Traumatic brain injury (TBI) is a severe medical condition that affects millions of people worldwide. It occurs when an external force causes damage to the brain, leading to a range of physical, cognitive, and emotional impairments.
Support workers play a crucial role in society by providing assistance and care to individuals who require support due to various reasons. This blog post aims to shed light on what exactly a support worker is and the vital role they play in enhancing the well-being and independence of those they assist.
Definition and Responsibilities
A support worker is a professional who offers practical, emotional, and physical support to individuals with disabilities, mental health issues, elderly individuals, or those who require assistance due to other circumstances. Their primary responsibility is to help individuals lead a fulfilling life while promoting their independence and autonomy. This can involve a wide range of tasks, including personal care, household chores, administering medication, accompanying individuals to appointments, and providing emotional support.
Skills and Qualifications
Support workers possess a unique skill set that enables them to provide the necessary care and assistance to those they work with. While formal qualifications vary depending on the specific role and country, certain skills and traits are considered essential for this profession. These include excellent communication skills, empathy, patience, adaptability, problem-solving abilities, and a genuine desire to help others. Additionally, support workers often undergo specialised training to gain specific knowledge related to the individuals they support, such as understanding mental health conditions or working with individuals with physical disabilities.
Support workers can be found in a variety of settings, including residential care homes, hospitals, community centres, and individuals’ homes. The working environment depends on the specific needs of the individuals they support. Some support workers may work directly with individuals, while others may work in a team or alongside healthcare professionals. The flexibility of this profession allows support workers to adapt to the unique needs and requirements of each individual they assist.
Benefits and Impact
The impact of support workers in the lives of those they assist cannot be overstated. By providing the necessary support and care, they enable individuals to lead meaningful lives, maintain personal dignity, and achieve their goals. Support workers help individuals participate in their communities, engage in social activities, and maintain relationships.
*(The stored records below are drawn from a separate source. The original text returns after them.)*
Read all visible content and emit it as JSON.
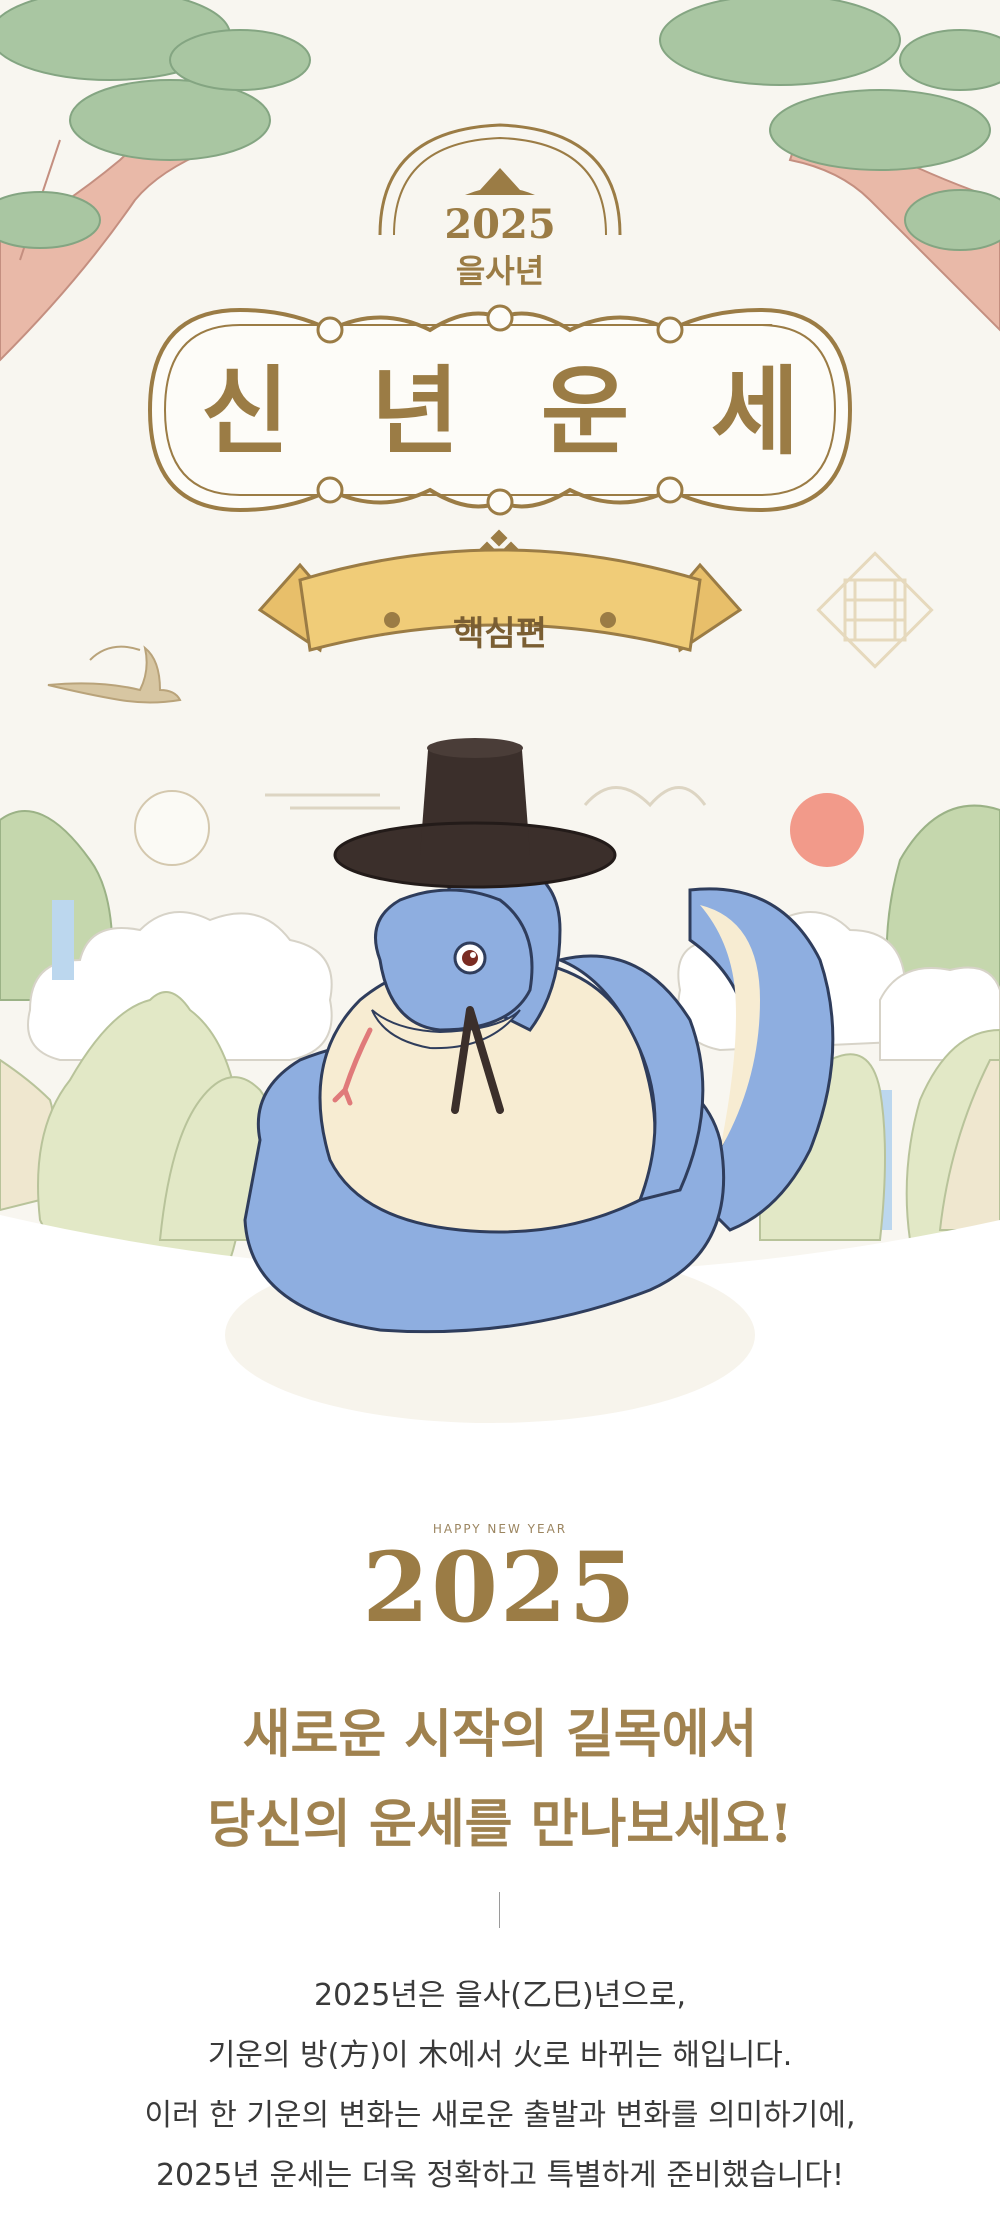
{
  "hero": {
    "year_badge": "2025",
    "zodiac_year": "을사년",
    "title_chars": [
      "신",
      "년",
      "운",
      "세"
    ],
    "ribbon_label": "핵심편"
  },
  "intro": {
    "happy_new_year": "HAPPY NEW YEAR",
    "year": "2025",
    "headline_line1": "새로운 시작의 길목에서",
    "headline_line2": "당신의 운세를 만나보세요!",
    "body_lines": [
      "2025년은 을사(乙巳)년으로,",
      "기운의 방(方)이 木에서 火로 바뀌는 해입니다.",
      "이러 한 기운의 변화는 새로운 출발과 변화를 의미하기에,",
      "2025년 운세는 더욱 정확하고 특별하게 준비했습니다!"
    ]
  },
  "colors": {
    "gold": "#9b7c45",
    "cream_background": "#f8f6f0",
    "snake_blue": "#8eaee0",
    "snake_belly": "#f7ecd2",
    "hat": "#3b2f2b",
    "sun": "#f29a8a"
  }
}
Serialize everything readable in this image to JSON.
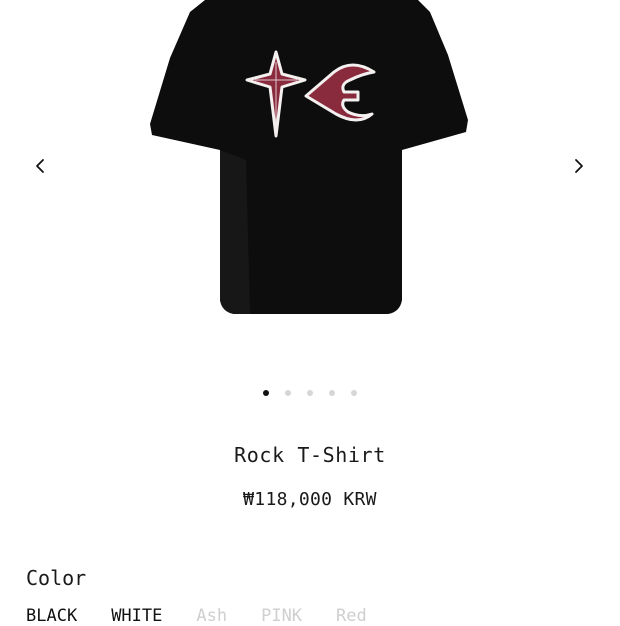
{
  "product": {
    "name": "Rock T-Shirt",
    "price": "₩118,000 KRW"
  },
  "gallery": {
    "dots": [
      {
        "active": true
      },
      {
        "active": false
      },
      {
        "active": false
      },
      {
        "active": false
      },
      {
        "active": false
      }
    ]
  },
  "icons": {
    "prev": "chevron-left-icon",
    "next": "chevron-right-icon"
  },
  "options": {
    "color_label": "Color",
    "colors": [
      "BLACK",
      "WHITE",
      "Ash",
      "PINK",
      "Red"
    ]
  },
  "colors": {
    "shirt": "#0d0d0d",
    "graphic": "#8a2a3d",
    "graphic_outline": "#f3f0ef",
    "dot_active": "#111111",
    "dot_inactive": "#d6d6d6"
  }
}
They often act as a bridge between individuals and the resources available to them, ensuring access to healthcare, education, and other services.
Challenges and Rewards
While the role of a support worker is undoubtedly rewarding, it also comes with its fair share of challenges. Support workers often encounter difficult situations, emotional strain, and the need to make quick decisions under pressure. However, the rewards of this profession far outweigh the challenges. The ability to positively impact someone’s life and witness their progress and growth is incredibly fulfilling.
Support workers play a vital role in society, offering much-needed assistance and care to individuals who require support. Their dedication, compassion, and skills make a significant difference in the lives of those they assist. By ensuring individuals can lead fulfilling lives and promoting their independence, support workers contribute to a more inclusive and compassionate society.
If this sounds like something you’d like to explore as a career, take a look at our current vacancies.